“There are many items which are wrong,” says McLaren. “The muslins we saw in New York are big enough for giants, which is impossible. One size fits all was always mine and Vivienne’s policy. We, and everyone we admired, were skinny little runts, and few, if any, were made even in medium sizes. The tartan waistcoat and the other with long sleeves I just don’t understand and the gold hood is pure disco, not us at all. Where have these things come from? Not from our shop, I can tell you for sure.”
//SEX stilettos (£300-£500)//
Christie’s is standing it’s ground. “Christie’s are very much aware that there are problems with correctly attributing pieces from this era,” Frost told THE LOOK. “We’ve been rigorous in checking provenance and are convinced that the pieces offered are genuine.”
//SEX shoes (£300-£500)//
Over recent years an “abiding principle” for art fraud – in particular regarding work which is carried out with and by assistants – appears to have been established, as highlighted by Alan Yentob’s recent documentary Andy Warhol Denied.While controversy swirls around some of the decisions made by the Andy Warhol Art Authentication Board, a clear message on authenticity has been set out by specialist art lawyer Ronald Spencer.
//No Future jumper (£2,000-£4,000)//
He said: “If Andy Warhol conceives the idea, says to one of his assistants ‘Here’s how we should do it’, supervises that assistant’s execution, and then approves it, then that’s a Warhol.”
McLaren applies the same principle to dismiss the notion that the items he is disputing could have been made in his absence by Westwood or others working at the shop.
“If Vivienne and I together conceived the idea, supervised its execution and approved it between 1971 when Let It Rock opened and 1980 when Seditionaries closed, then that item is authentic,” he says. “As the person involved in ‘supervising and executing’, these clothes never passed my hands. They never appeared in the shop for sale and, for that reason, I can only say they are fake.”
//Cire SEX t-shirts (£600-£800)//
McLaren asserts that even when he lived in Paris during this period, not one design was produced without his knowledge. “I was there merely a few months in 1979 and constantly returned to London to see Vivienne and discuss the shop,” he adds.

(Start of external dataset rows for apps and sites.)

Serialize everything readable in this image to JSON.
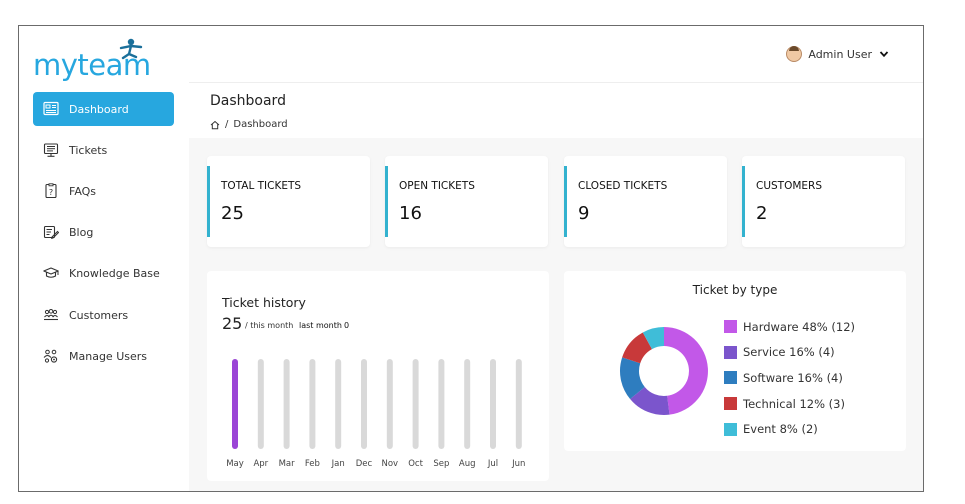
{
  "brand": {
    "name": "myteam"
  },
  "header": {
    "user_name": "Admin User"
  },
  "sidebar": {
    "items": [
      {
        "label": "Dashboard"
      },
      {
        "label": "Tickets"
      },
      {
        "label": "FAQs"
      },
      {
        "label": "Blog"
      },
      {
        "label": "Knowledge Base"
      },
      {
        "label": "Customers"
      },
      {
        "label": "Manage Users"
      }
    ]
  },
  "page": {
    "title": "Dashboard",
    "breadcrumb": {
      "separator": "/",
      "current": "Dashboard"
    }
  },
  "stats": [
    {
      "label": "TOTAL TICKETS",
      "value": "25"
    },
    {
      "label": "OPEN TICKETS",
      "value": "16"
    },
    {
      "label": "CLOSED TICKETS",
      "value": "9"
    },
    {
      "label": "CUSTOMERS",
      "value": "2"
    }
  ],
  "colors": {
    "accent": "#27a7df",
    "stat_bar": "#33b2cf",
    "history_active": "#9b45d6",
    "history_bar": "#d9d9d9"
  },
  "ticket_history": {
    "title": "Ticket history",
    "this_month_value": "25",
    "this_month_label": "/ this month",
    "last_month_label": "last month",
    "last_month_value": "0"
  },
  "ticket_types": {
    "title": "Ticket by type"
  },
  "chart_data": [
    {
      "type": "bar",
      "title": "Ticket history",
      "categories": [
        "May",
        "Apr",
        "Mar",
        "Feb",
        "Jan",
        "Dec",
        "Nov",
        "Oct",
        "Sep",
        "Aug",
        "Jul",
        "Jun"
      ],
      "values": [
        25,
        0,
        0,
        0,
        0,
        0,
        0,
        0,
        0,
        0,
        0,
        0
      ],
      "highlight_index": 0,
      "grid": false
    },
    {
      "type": "pie",
      "title": "Ticket by type",
      "donut": true,
      "legend_position": "right",
      "slices": [
        {
          "label": "Hardware 48% (12)",
          "value": 12,
          "color": "#c258e8"
        },
        {
          "label": "Service 16% (4)",
          "value": 4,
          "color": "#7b55cc"
        },
        {
          "label": "Software 16% (4)",
          "value": 4,
          "color": "#2e7dbf"
        },
        {
          "label": "Technical 12% (3)",
          "value": 3,
          "color": "#c8393a"
        },
        {
          "label": "Event 8% (2)",
          "value": 2,
          "color": "#3fbdd8"
        }
      ]
    }
  ]
}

“We agreed it should be turned into a new store selling a completely new collection of clothes which had nothing to do with punk. Vivienne was studying a book of 18th century patterns by Nora Waugh and developing them into what would become, with my help, the Pirate collection.”
//Two Nostalgia Of Mud toga dresses and a Witches ensemble (all £800-£1,200)//
That “new store” was, of course, World’s End, where McLaren and Westwood collaborated on a series of groundbreaking clothing ranges, key pieces of which are present in the Resurrection sale.
McLaren has not, so far, disputed their authenticity.
However, with Christie’s planning a Punk/Rock auction in NYC on November 24, the row doesn’t look like abating anytime soon; McLaren is already questioning the provenance of clothes included there.
Resurrection: Avant-Garde Fashion is at Christie’s South Kensington on October 30.